WHAT THE TASK ASKS ->
Copy all the records exactly; the complete set is the expected result.

DATA SUPPLIED ->
-------------------------

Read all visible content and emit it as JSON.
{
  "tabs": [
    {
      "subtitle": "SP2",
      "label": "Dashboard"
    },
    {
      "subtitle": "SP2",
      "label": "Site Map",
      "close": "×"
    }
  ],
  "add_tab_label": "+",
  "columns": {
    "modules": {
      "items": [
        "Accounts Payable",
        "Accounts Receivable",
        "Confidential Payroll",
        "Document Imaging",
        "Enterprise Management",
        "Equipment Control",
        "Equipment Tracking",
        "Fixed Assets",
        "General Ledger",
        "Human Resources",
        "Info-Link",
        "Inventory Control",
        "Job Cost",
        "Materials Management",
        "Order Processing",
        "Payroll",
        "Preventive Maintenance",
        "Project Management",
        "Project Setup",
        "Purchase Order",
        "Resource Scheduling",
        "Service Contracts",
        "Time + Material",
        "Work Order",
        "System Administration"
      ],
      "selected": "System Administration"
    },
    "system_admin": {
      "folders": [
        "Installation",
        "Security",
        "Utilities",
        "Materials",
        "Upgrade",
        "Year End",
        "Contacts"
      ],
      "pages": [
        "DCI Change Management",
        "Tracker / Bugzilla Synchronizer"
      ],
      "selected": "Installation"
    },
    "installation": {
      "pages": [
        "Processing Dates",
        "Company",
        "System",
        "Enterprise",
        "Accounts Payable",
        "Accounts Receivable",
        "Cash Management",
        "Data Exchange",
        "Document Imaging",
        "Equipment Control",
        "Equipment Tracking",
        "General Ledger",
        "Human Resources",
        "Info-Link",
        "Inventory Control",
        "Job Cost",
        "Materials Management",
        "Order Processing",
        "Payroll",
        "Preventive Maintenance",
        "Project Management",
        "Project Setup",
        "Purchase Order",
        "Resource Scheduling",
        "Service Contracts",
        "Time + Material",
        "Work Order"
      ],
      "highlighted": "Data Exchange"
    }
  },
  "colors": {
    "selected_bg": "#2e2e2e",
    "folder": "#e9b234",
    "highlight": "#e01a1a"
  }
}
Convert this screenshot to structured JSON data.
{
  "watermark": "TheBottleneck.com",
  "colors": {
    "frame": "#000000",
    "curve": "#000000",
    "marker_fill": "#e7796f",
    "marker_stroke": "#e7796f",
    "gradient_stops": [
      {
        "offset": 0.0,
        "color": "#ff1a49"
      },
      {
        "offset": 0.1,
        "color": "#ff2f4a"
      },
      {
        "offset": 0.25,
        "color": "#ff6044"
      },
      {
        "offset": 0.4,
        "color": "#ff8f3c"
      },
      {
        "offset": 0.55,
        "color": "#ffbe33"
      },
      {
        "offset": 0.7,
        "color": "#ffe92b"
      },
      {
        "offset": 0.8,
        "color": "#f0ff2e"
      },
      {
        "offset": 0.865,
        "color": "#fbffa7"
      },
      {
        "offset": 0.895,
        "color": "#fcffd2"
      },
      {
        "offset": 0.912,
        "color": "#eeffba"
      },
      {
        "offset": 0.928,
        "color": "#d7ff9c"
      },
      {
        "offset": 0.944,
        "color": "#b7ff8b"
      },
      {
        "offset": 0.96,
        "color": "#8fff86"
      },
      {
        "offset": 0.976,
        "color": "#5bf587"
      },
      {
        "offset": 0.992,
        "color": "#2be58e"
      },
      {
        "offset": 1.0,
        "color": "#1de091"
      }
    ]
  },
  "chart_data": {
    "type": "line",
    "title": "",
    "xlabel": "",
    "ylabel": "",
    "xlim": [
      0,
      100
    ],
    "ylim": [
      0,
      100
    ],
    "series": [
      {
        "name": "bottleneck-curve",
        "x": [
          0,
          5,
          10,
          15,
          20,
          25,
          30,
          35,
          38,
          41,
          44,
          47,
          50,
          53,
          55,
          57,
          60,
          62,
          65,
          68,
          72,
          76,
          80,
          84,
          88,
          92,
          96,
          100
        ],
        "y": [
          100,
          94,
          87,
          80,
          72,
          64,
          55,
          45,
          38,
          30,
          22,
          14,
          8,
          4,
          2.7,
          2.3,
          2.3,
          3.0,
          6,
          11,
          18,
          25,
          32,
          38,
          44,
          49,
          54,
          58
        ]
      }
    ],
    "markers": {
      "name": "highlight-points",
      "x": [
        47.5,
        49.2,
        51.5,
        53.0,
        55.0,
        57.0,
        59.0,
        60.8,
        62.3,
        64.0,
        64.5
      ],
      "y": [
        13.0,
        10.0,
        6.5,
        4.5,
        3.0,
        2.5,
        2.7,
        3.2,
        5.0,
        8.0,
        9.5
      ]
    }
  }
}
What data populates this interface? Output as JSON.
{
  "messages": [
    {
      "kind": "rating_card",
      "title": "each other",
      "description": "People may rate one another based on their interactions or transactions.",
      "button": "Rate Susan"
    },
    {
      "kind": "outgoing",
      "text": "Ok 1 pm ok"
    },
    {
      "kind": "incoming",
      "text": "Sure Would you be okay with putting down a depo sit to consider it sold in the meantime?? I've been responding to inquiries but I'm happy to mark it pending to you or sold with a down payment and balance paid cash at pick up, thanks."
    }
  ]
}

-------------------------

EXPECTED ANSWER ->
Read all visible content and emit it as JSON.
{
  "tabs": [
    {
      "subtitle": "SP2",
      "label": "Dashboard"
    },
    {
      "subtitle": "SP2",
      "label": "Site Map",
      "close": "×"
    }
  ],
  "add_tab_label": "+",
  "columns": {
    "modules": {
      "items": [
        "Accounts Payable",
        "Accounts Receivable",
        "Confidential Payroll",
        "Document Imaging",
        "Enterprise Management",
        "Equipment Control",
        "Equipment Tracking",
        "Fixed Assets",
        "General Ledger",
        "Human Resources",
        "Info-Link",
        "Inventory Control",
        "Job Cost",
        "Materials Management",
        "Order Processing",
        "Payroll",
        "Preventive Maintenance",
        "Project Management",
        "Project Setup",
        "Purchase Order",
        "Resource Scheduling",
        "Service Contracts",
        "Time + Material",
        "Work Order",
        "System Administration"
      ],
      "selected": "System Administration"
    },
    "system_admin": {
      "folders": [
        "Installation",
        "Security",
        "Utilities",
        "Materials",
        "Upgrade",
        "Year End",
        "Contacts"
      ],
      "pages": [
        "DCI Change Management",
        "Tracker / Bugzilla Synchronizer"
      ],
      "selected": "Installation"
    },
    "installation": {
      "pages": [
        "Processing Dates",
        "Company",
        "System",
        "Enterprise",
        "Accounts Payable",
        "Accounts Receivable",
        "Cash Management",
        "Data Exchange",
        "Document Imaging",
        "Equipment Control",
        "Equipment Tracking",
        "General Ledger",
        "Human Resources",
        "Info-Link",
        "Inventory Control",
        "Job Cost",
        "Materials Management",
        "Order Processing",
        "Payroll",
        "Preventive Maintenance",
        "Project Management",
        "Project Setup",
        "Purchase Order",
        "Resource Scheduling",
        "Service Contracts",
        "Time + Material",
        "Work Order"
      ],
      "highlighted": "Data Exchange"
    }
  },
  "colors": {
    "selected_bg": "#2e2e2e",
    "folder": "#e9b234",
    "highlight": "#e01a1a"
  }
}
Convert this screenshot to structured JSON data.
{
  "watermark": "TheBottleneck.com",
  "colors": {
    "frame": "#000000",
    "curve": "#000000",
    "marker_fill": "#e7796f",
    "marker_stroke": "#e7796f",
    "gradient_stops": [
      {
        "offset": 0.0,
        "color": "#ff1a49"
      },
      {
        "offset": 0.1,
        "color": "#ff2f4a"
      },
      {
        "offset": 0.25,
        "color": "#ff6044"
      },
      {
        "offset": 0.4,
        "color": "#ff8f3c"
      },
      {
        "offset": 0.55,
        "color": "#ffbe33"
      },
      {
        "offset": 0.7,
        "color": "#ffe92b"
      },
      {
        "offset": 0.8,
        "color": "#f0ff2e"
      },
      {
        "offset": 0.865,
        "color": "#fbffa7"
      },
      {
        "offset": 0.895,
        "color": "#fcffd2"
      },
      {
        "offset": 0.912,
        "color": "#eeffba"
      },
      {
        "offset": 0.928,
        "color": "#d7ff9c"
      },
      {
        "offset": 0.944,
        "color": "#b7ff8b"
      },
      {
        "offset": 0.96,
        "color": "#8fff86"
      },
      {
        "offset": 0.976,
        "color": "#5bf587"
      },
      {
        "offset": 0.992,
        "color": "#2be58e"
      },
      {
        "offset": 1.0,
        "color": "#1de091"
      }
    ]
  },
  "chart_data": {
    "type": "line",
    "title": "",
    "xlabel": "",
    "ylabel": "",
    "xlim": [
      0,
      100
    ],
    "ylim": [
      0,
      100
    ],
    "series": [
      {
        "name": "bottleneck-curve",
        "x": [
          0,
          5,
          10,
          15,
          20,
          25,
          30,
          35,
          38,
          41,
          44,
          47,
          50,
          53,
          55,
          57,
          60,
          62,
          65,
          68,
          72,
          76,
          80,
          84,
          88,
          92,
          96,
          100
        ],
        "y": [
          100,
          94,
          87,
          80,
          72,
          64,
          55,
          45,
          38,
          30,
          22,
          14,
          8,
          4,
          2.7,
          2.3,
          2.3,
          3.0,
          6,
          11,
          18,
          25,
          32,
          38,
          44,
          49,
          54,
          58
        ]
      }
    ],
    "markers": {
      "name": "highlight-points",
      "x": [
        47.5,
        49.2,
        51.5,
        53.0,
        55.0,
        57.0,
        59.0,
        60.8,
        62.3,
        64.0,
        64.5
      ],
      "y": [
        13.0,
        10.0,
        6.5,
        4.5,
        3.0,
        2.5,
        2.7,
        3.2,
        5.0,
        8.0,
        9.5
      ]
    }
  }
}
What data populates this interface? Output as JSON.
{
  "messages": [
    {
      "kind": "rating_card",
      "title": "each other",
      "description": "People may rate one another based on their interactions or transactions.",
      "button": "Rate Susan"
    },
    {
      "kind": "outgoing",
      "text": "Ok 1 pm ok"
    },
    {
      "kind": "incoming",
      "text": "Sure Would you be okay with putting down a depo sit to consider it sold in the meantime?? I've been responding to inquiries but I'm happy to mark it pending to you or sold with a down payment and balance paid cash at pick up, thanks."
    }
  ]
}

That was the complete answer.